Australian Business Law Review, Vol 43, 228, 2015
18 Pages Posted: 4 Feb 2016
Date Written: 2015
It is a distinctive requirement of the Australian prohibition of misuse of market power that a firm must ‘take advantage’ of its substantial market power before it can be found to infringe s 46(1) of the Competition and Consumer Act 2010 (Cth). This element has been explained in the case law as requiring a causal link between the firm's market power and its conduct. A commonly-cited illustration is that provided by French J in the Natwest case, where he commented that a dominant firm would not misuse its market power if it hired an arsonist to burn down its rival's factory. This article argues that ‘French J’s arsonist’ would in fact contravene s 46(1). It is submitted that the dominant firm's act of arson is an example of ‘plain exclusion’, a key concern of competition law, which should fall squarely within the scope of this prohibition.

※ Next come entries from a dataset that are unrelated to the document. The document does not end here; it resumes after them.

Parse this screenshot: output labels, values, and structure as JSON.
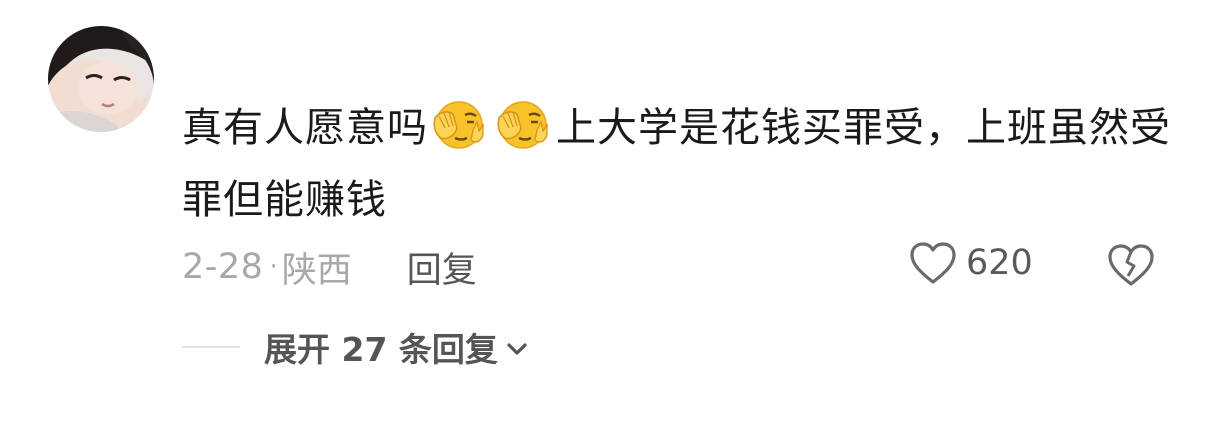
{
  "comment": {
    "text_part1": "真有人愿意吗",
    "emoji_name": "facepalm-emoji",
    "text_part2": "上大学是花钱买罪受，上班虽然受罪但能赚钱",
    "date": "2-28",
    "separator": "·",
    "location": "陕西",
    "reply_label": "回复",
    "like_count": "620"
  },
  "replies": {
    "expand_label": "展开 27 条回复"
  },
  "colors": {
    "text": "#1a1a1a",
    "meta": "#a8a8a8",
    "action": "#555555",
    "emoji_face": "#f8c22d"
  }
}
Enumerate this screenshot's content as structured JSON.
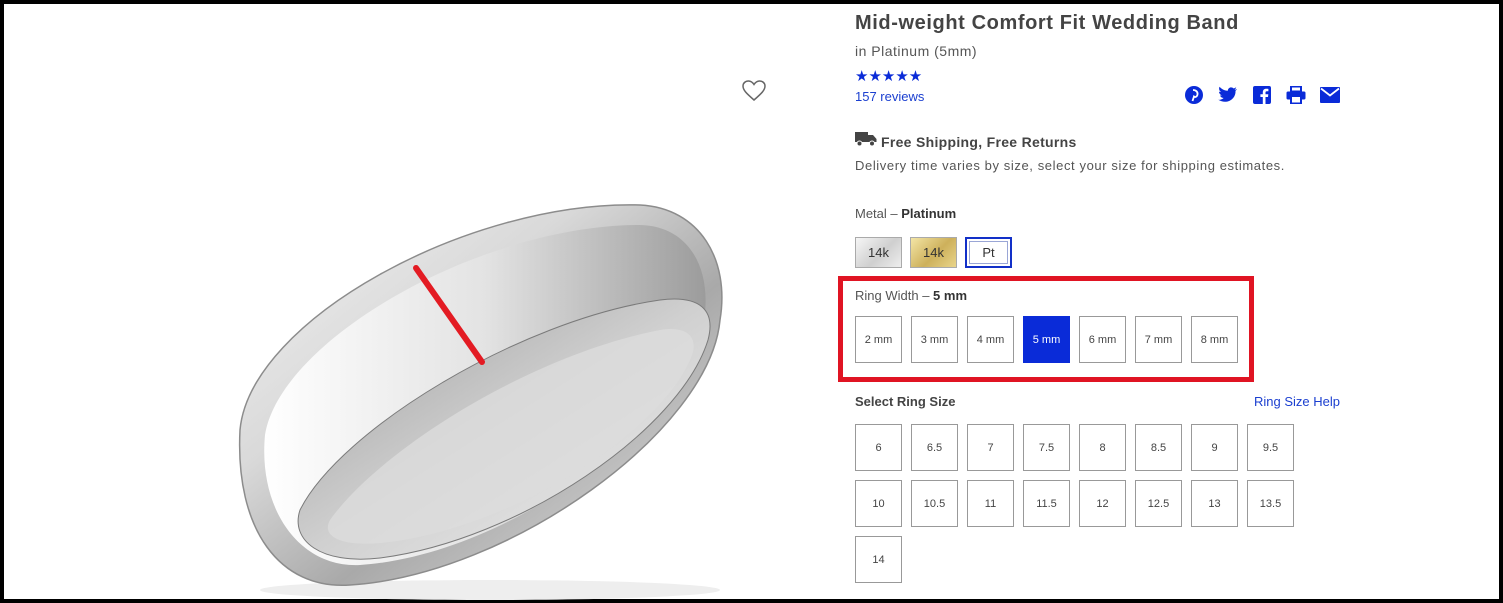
{
  "product": {
    "title": "Mid-weight Comfort Fit Wedding Band",
    "subtitle": "in Platinum (5mm)",
    "stars": "★★★★★",
    "rating": 5,
    "reviews_label": "157 reviews"
  },
  "share_icons": [
    "pinterest-icon",
    "twitter-icon",
    "facebook-icon",
    "print-icon",
    "email-icon"
  ],
  "shipping": {
    "title": "Free Shipping, Free Returns",
    "note": "Delivery time varies by size, select your size for shipping estimates."
  },
  "metal": {
    "label": "Metal –",
    "selected": "Platinum",
    "options": [
      "14k",
      "14k",
      "Pt"
    ]
  },
  "ring_width": {
    "label": "Ring Width –",
    "selected": "5 mm",
    "options": [
      "2 mm",
      "3 mm",
      "4 mm",
      "5 mm",
      "6 mm",
      "7 mm",
      "8 mm"
    ]
  },
  "ring_size": {
    "label": "Select Ring Size",
    "help_link": "Ring Size Help",
    "options": [
      "6",
      "6.5",
      "7",
      "7.5",
      "8",
      "8.5",
      "9",
      "9.5",
      "10",
      "10.5",
      "11",
      "11.5",
      "12",
      "12.5",
      "13",
      "13.5",
      "14"
    ]
  },
  "colors": {
    "accent": "#0a2bd8",
    "highlight": "#e01423"
  }
}
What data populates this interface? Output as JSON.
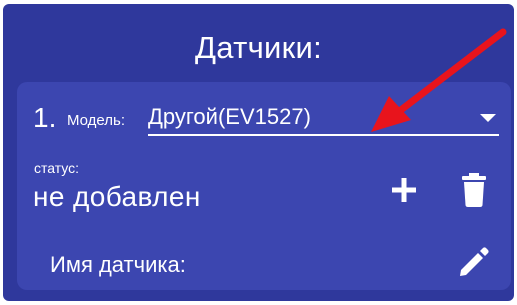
{
  "header": {
    "title": "Датчики:"
  },
  "sensor_card": {
    "number": "1.",
    "model_label": "Модель:",
    "model_value": "Другой(EV1527)",
    "status_label": "статус:",
    "status_value": "не добавлен",
    "sensor_name_label": "Имя датчика:"
  },
  "icons": {
    "add": "plus-icon",
    "delete": "trash-icon",
    "edit": "pencil-icon",
    "dropdown": "chevron-down-icon",
    "annotation": "red-arrow-icon"
  },
  "colors": {
    "background": "#2f389c",
    "card": "#3c46b0",
    "text": "#ffffff",
    "annotation_arrow": "#e8141c"
  }
}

Keywords: Competition Law, Antitrust, Misuse of Market Power, Monopolization, Plain Exclusion
Suggested Citation: Suggested Citation
Kemp, Katharine, The Case Against 'French J's Arsonist' (2015). Australian Business Law Review, Vol 43, 228, 2015. Available at SSRN: https://ssrn.com/abstract=2726901